"He then got his opportunity at Watford thanks to Ray Lewington and he proved our point that you don't have to be a giant to make it at the highest level in football. I'm a great believer that the brightest players, in footballing terms, make the best players and Ashley is a case in point.
"If you told him something in a training session he picked it up right away and his football brightness was phenomenal, even as a little 'un. This is now shown in his ability to play in numerous positions, a quality that has made him such a valuable commodity."
Cummins is full of praise for the role played by Young's parents in ensuring their son followed his dream, recalling: "Ashley's parents were absolutely first-class. They always made sure he got to sessions and he is a credit to himself and his family.
"They are the sort of people who would have totally supported Ashley if he had decided to be a plumber and a bricklayer rather than a professional footballer. I'm going over for a cup of tea with them next week and they will be so proud."
Young made his senior England debut in 2007 and has 15 caps. Photo: Getty images
Once Young broke into Watford's team his career trajectory brought him that move to Villa and now he will be a key component of Sir Alex Ferguson's Old Trafford rebuilding programme.
Cummins said: "As a youth coach you always want to produce your first million-pound player and I'm not too big to admit I've shed the odd tear when I see how well Ashley has done for himself and his family. Any player that comes through your system and does so well fills you with a real sense of pride and I feel that with Ashley.
"I'm so pleased for him.

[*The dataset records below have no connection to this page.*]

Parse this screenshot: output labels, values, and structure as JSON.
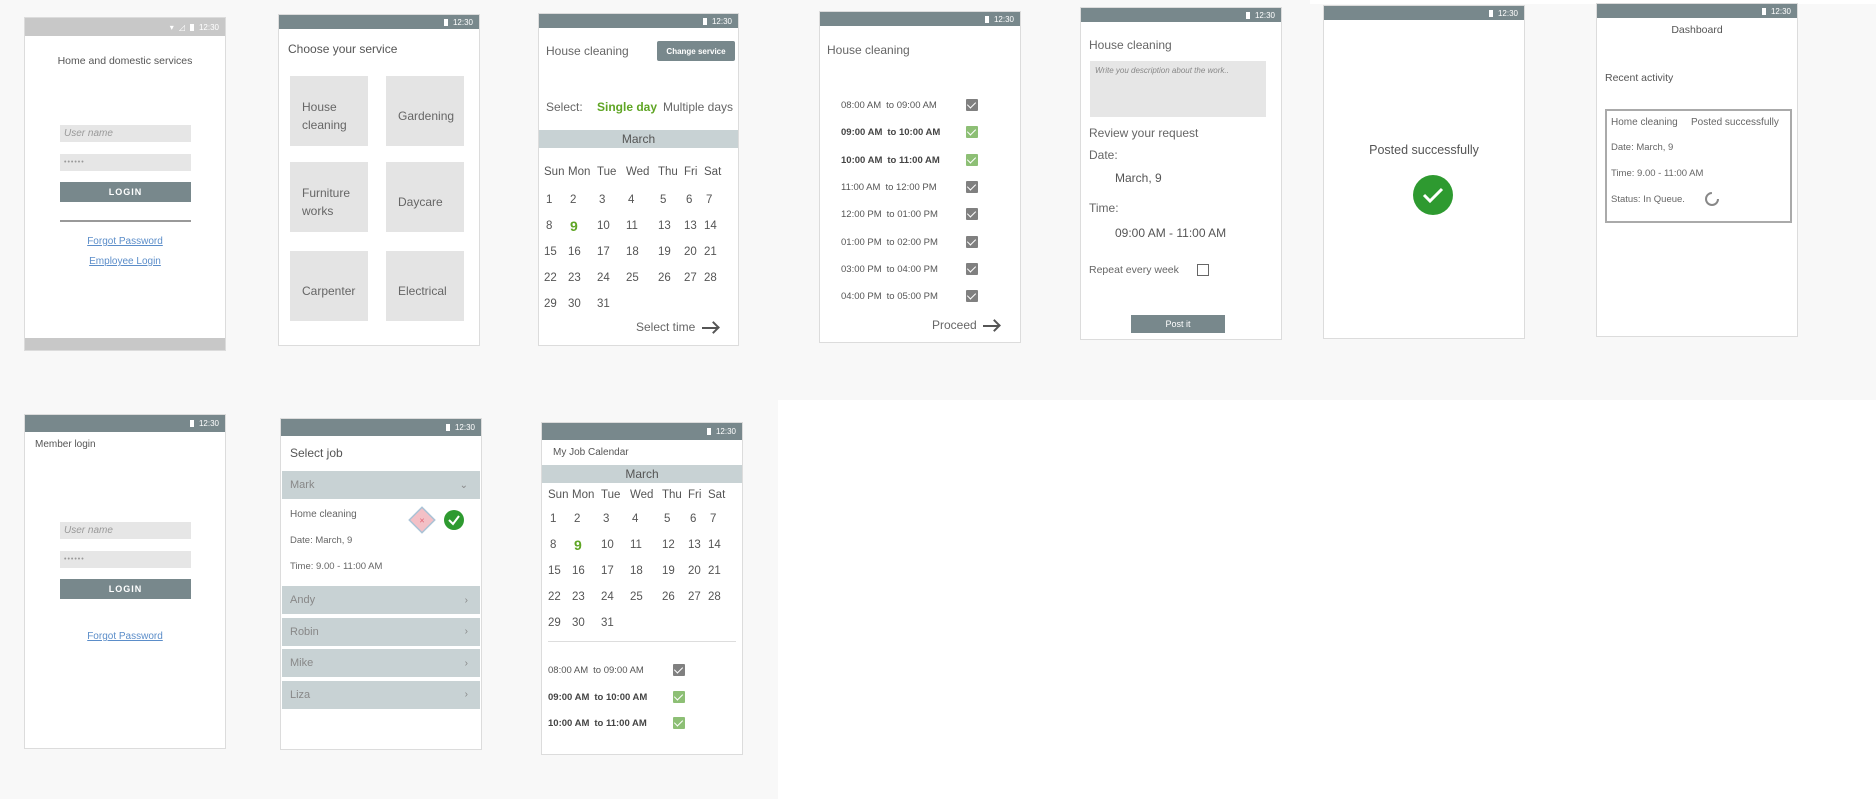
{
  "status_time": "12:30",
  "colors": {
    "accent_green": "#5fa524",
    "bar": "#78888c",
    "month_bar": "#c8d2d4",
    "success": "#2e9a30"
  },
  "login": {
    "title": "Home and domestic services",
    "username_placeholder": "User name",
    "password_mask": "••••••",
    "login_label": "LOGIN",
    "forgot": "Forgot Password",
    "employee": "Employee Login"
  },
  "choose": {
    "title": "Choose your service",
    "tiles": [
      "House cleaning",
      "Gardening",
      "Furniture works",
      "Daycare",
      "Carpenter",
      "Electrical"
    ]
  },
  "calendar": {
    "title": "House cleaning",
    "change_label": "Change service",
    "select_label": "Select:",
    "single": "Single day",
    "multiple": "Multiple days",
    "month": "March",
    "days": [
      "Sun",
      "Mon",
      "Tue",
      "Wed",
      "Thu",
      "Fri",
      "Sat"
    ],
    "weeks": [
      [
        "1",
        "2",
        "3",
        "4",
        "5",
        "6",
        "7"
      ],
      [
        "8",
        "9",
        "10",
        "11",
        "13",
        "13",
        "14"
      ],
      [
        "15",
        "16",
        "17",
        "18",
        "19",
        "20",
        "21"
      ],
      [
        "22",
        "23",
        "24",
        "25",
        "26",
        "27",
        "28"
      ],
      [
        "29",
        "30",
        "31"
      ]
    ],
    "next": "Select time"
  },
  "times": {
    "title": "House cleaning",
    "slots": [
      {
        "from": "08:00 AM",
        "to": "to 09:00 AM",
        "checked": false
      },
      {
        "from": "09:00 AM",
        "to": "to 10:00 AM",
        "checked": true
      },
      {
        "from": "10:00 AM",
        "to": "to 11:00 AM",
        "checked": true
      },
      {
        "from": "11:00 AM",
        "to": "to 12:00 PM",
        "checked": false
      },
      {
        "from": "12:00 PM",
        "to": "to 01:00 PM",
        "checked": false
      },
      {
        "from": "01:00 PM",
        "to": "to 02:00 PM",
        "checked": false
      },
      {
        "from": "03:00 PM",
        "to": "to 04:00 PM",
        "checked": false
      },
      {
        "from": "04:00 PM",
        "to": "to 05:00 PM",
        "checked": false
      }
    ],
    "proceed": "Proceed"
  },
  "review": {
    "title": "House cleaning",
    "desc_placeholder": "Write you description about the work..",
    "heading": "Review your request",
    "date_label": "Date:",
    "date_value": "March, 9",
    "time_label": "Time:",
    "time_value": "09:00 AM - 11:00 AM",
    "repeat": "Repeat every week",
    "post": "Post it"
  },
  "posted": {
    "message": "Posted successfully"
  },
  "dashboard": {
    "title": "Dashboard",
    "recent": "Recent activity",
    "card_service": "Home cleaning",
    "card_state": "Posted successfully",
    "card_date": "Date: March, 9",
    "card_time": "Time: 9.00 - 11:00 AM",
    "card_status": "Status: In Queue."
  },
  "member": {
    "title": "Member login",
    "username_placeholder": "User name",
    "password_mask": "••••••",
    "login_label": "LOGIN",
    "forgot": "Forgot Password"
  },
  "jobs": {
    "title": "Select job",
    "open_name": "Mark",
    "open_service": "Home cleaning",
    "open_date": "Date: March, 9",
    "open_time": "Time: 9.00 - 11:00 AM",
    "others": [
      "Andy",
      "Robin",
      "Mike",
      "Liza"
    ]
  },
  "jobcal": {
    "title": "My Job Calendar",
    "month": "March",
    "days": [
      "Sun",
      "Mon",
      "Tue",
      "Wed",
      "Thu",
      "Fri",
      "Sat"
    ],
    "weeks": [
      [
        "1",
        "2",
        "3",
        "4",
        "5",
        "6",
        "7"
      ],
      [
        "8",
        "9",
        "10",
        "11",
        "12",
        "13",
        "14"
      ],
      [
        "15",
        "16",
        "17",
        "18",
        "19",
        "20",
        "21"
      ],
      [
        "22",
        "23",
        "24",
        "25",
        "26",
        "27",
        "28"
      ],
      [
        "29",
        "30",
        "31"
      ]
    ],
    "slots": [
      {
        "from": "08:00 AM",
        "to": "to 09:00 AM",
        "checked": false
      },
      {
        "from": "09:00 AM",
        "to": "to 10:00 AM",
        "checked": true
      },
      {
        "from": "10:00 AM",
        "to": "to 11:00 AM",
        "checked": true
      }
    ]
  }
}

He's kept his feet on the ground, remembered the privileged position professional footballers are in. You still see him at charity events and he used to come along to some of my coaching sessions as well.
"He was always a quiet but confident lad but the biggest thing for me is that he's got rid of that battered old green Ford Fiesta he used to drive into training. He took some right stick for that but he's moved on to something better."
Now Young will hope he has moved on to something better as he aims to challenge for the Premier League and Champions League at Old Trafford.